Tunisian Salafists have attacked the last working bar in the town of Sidi Bouzid, birthplace of the Arab Spring. Islamists committed to a ban on alcohol, smashed bottles of liquor.
Although alcohol is legal in Tunisia it is becoming a source of tension as Islamic extremists, intent on imposing Sharia law, vehemently oppose it.
Since May Islamic extremists, comprised of Sunni Salafists, have forcefully shut down businesses in the southern Tunisian town of Sidi Bouzid that sell alcohol. Al Alarbiya reported that on Monday extremists raided the last working bar in the town, in the Hotel Horchani.
Smashing bottles of alcohol and chasing customers away, the activists shouted “Al-Saharab haram” (drinking is a sin). All Africa reported there was no intervention by security forces as Islamists destroyed hotel property.

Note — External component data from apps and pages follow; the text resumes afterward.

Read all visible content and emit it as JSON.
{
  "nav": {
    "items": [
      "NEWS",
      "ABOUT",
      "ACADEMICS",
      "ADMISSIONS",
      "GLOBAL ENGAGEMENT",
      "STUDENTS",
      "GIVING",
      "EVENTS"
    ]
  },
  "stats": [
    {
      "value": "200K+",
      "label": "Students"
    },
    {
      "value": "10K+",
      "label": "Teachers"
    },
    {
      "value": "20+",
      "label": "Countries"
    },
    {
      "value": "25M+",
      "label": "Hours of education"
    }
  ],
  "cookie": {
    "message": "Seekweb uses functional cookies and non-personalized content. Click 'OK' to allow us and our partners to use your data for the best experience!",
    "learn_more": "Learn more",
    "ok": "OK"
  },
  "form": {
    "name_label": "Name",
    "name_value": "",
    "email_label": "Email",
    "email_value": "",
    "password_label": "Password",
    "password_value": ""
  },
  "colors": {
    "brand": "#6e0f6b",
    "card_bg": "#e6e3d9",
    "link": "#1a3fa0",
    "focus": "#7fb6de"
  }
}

Amnesty International reported four people, including a journalist, were arrested on August 5 for drinking alcohol on a beach. They face charges of moral offences. The case represents the eradication of personal liberties in Tunisia since the rise to power of the Islamic Ennahada party.
NPR visited Sidi Bouzid in June and reported on the restrictions being imposed on the town by Islamists, including the burning of the home of a liquor store owner. NRP quoted political activist Ramy Sghayer who spoke of the Islamists forcing alcohol off the menu.
He said "I respect these people as citizens that have the right, for example, to exist. But I don't respect their ideas because we want our country to advance, not to go back in history." He went on to say the Islamists are destroying his dream of a free Tunisia.